In context: phase 2 of the Second Avenue Subway01/12/2017
The first phase of the long-awaited Second Avenue Subway opened to the public just two weeks ago, bringing with it an end to a on-and-off-again funding saga going back to the line's original proposal in 1919—almost 90 years ago. The completed project adds three new stops on the East Side, partially relieving the pressure on the only other line there, 4/5/6 Lexington Avenue (not inconsequentially, the busiest line in the system).

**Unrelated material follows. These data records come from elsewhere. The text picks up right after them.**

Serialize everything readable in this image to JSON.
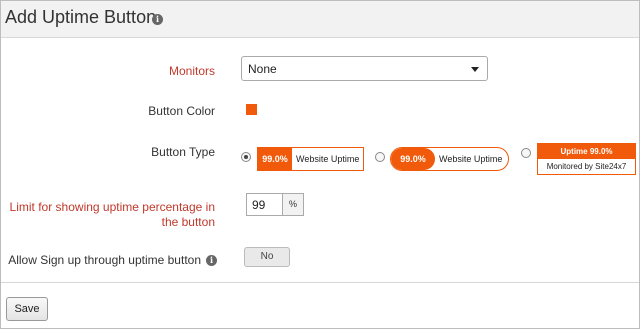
{
  "header": {
    "title": "Add Uptime Button"
  },
  "form": {
    "monitors": {
      "label": "Monitors",
      "value": "None"
    },
    "button_color": {
      "label": "Button Color",
      "color": "#f05a0a"
    },
    "button_type": {
      "label": "Button Type",
      "options": [
        {
          "pct": "99.0%",
          "text": "Website Uptime",
          "checked": true
        },
        {
          "pct": "99.0%",
          "text": "Website Uptime",
          "checked": false
        },
        {
          "top": "Uptime 99.0%",
          "bottom": "Monitored by Site24x7",
          "checked": false
        }
      ]
    },
    "limit": {
      "label_line1": "Limit for showing uptime percentage in",
      "label_line2": "the button",
      "value": "99",
      "unit": "%"
    },
    "signup": {
      "label": "Allow Sign up through uptime button",
      "toggle": "No"
    }
  },
  "footer": {
    "save_label": "Save"
  },
  "colors": {
    "accent": "#f05a0a",
    "required_label": "#c0392b"
  },
  "icons": [
    "info-icon",
    "dropdown-arrow-icon"
  ]
}
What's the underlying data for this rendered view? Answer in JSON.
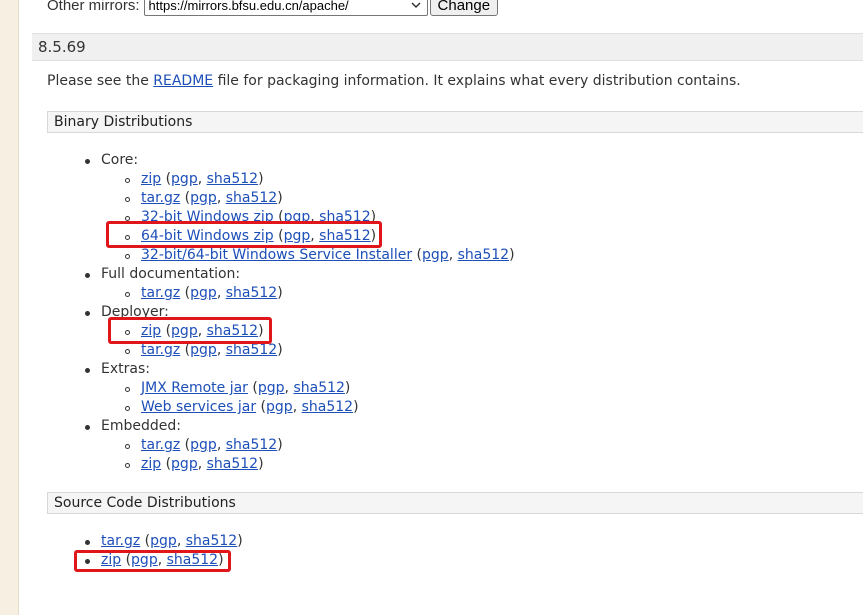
{
  "mirrors": {
    "label": "Other mirrors:",
    "selected": "https://mirrors.bfsu.edu.cn/apache/",
    "change_label": "Change"
  },
  "version": "8.5.69",
  "intro": {
    "before": "Please see the ",
    "link": "README",
    "after": " file for packaging information. It explains what every distribution contains."
  },
  "binary": {
    "heading": "Binary Distributions",
    "groups": [
      {
        "label": "Core:",
        "items": [
          {
            "link": "zip",
            "pgp": "pgp",
            "sha": "sha512"
          },
          {
            "link": "tar.gz",
            "pgp": "pgp",
            "sha": "sha512"
          },
          {
            "link": "32-bit Windows zip",
            "pgp": "pgp",
            "sha": "sha512"
          },
          {
            "link": "64-bit Windows zip",
            "pgp": "pgp",
            "sha": "sha512"
          },
          {
            "link": "32-bit/64-bit Windows Service Installer",
            "pgp": "pgp",
            "sha": "sha512"
          }
        ]
      },
      {
        "label": "Full documentation:",
        "items": [
          {
            "link": "tar.gz",
            "pgp": "pgp",
            "sha": "sha512"
          }
        ]
      },
      {
        "label": "Deployer:",
        "items": [
          {
            "link": "zip",
            "pgp": "pgp",
            "sha": "sha512"
          },
          {
            "link": "tar.gz",
            "pgp": "pgp",
            "sha": "sha512"
          }
        ]
      },
      {
        "label": "Extras:",
        "items": [
          {
            "link": "JMX Remote jar",
            "pgp": "pgp",
            "sha": "sha512"
          },
          {
            "link": "Web services jar",
            "pgp": "pgp",
            "sha": "sha512"
          }
        ]
      },
      {
        "label": "Embedded:",
        "items": [
          {
            "link": "tar.gz",
            "pgp": "pgp",
            "sha": "sha512"
          },
          {
            "link": "zip",
            "pgp": "pgp",
            "sha": "sha512"
          }
        ]
      }
    ]
  },
  "source": {
    "heading": "Source Code Distributions",
    "items": [
      {
        "link": "tar.gz",
        "pgp": "pgp",
        "sha": "sha512"
      },
      {
        "link": "zip",
        "pgp": "pgp",
        "sha": "sha512"
      }
    ]
  },
  "highlight_color": "#e0161b",
  "link_color": "#1d4fb8"
}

The completion of Phase 1 reignited a never really dormant conversation on the escalating cost and dysfunction of transportation megaprojects. The entire Second Avenue Subway at large was once estimated to need the equivalent of $2.4 billion in 2016 dollars; Phase 1 took $4.5 billion instead, and Phase 2, which will add a further three stops north of 96th Street, the funding for which is still being arranged, is to cost a cool $6 billion. Phases 3 and 4 are still on the drawing table.
To put that cost in context, here are some other New York City icons and megaprojects, new and old, in terms of how many of them the Second Avenue Subway Phase 2 could build.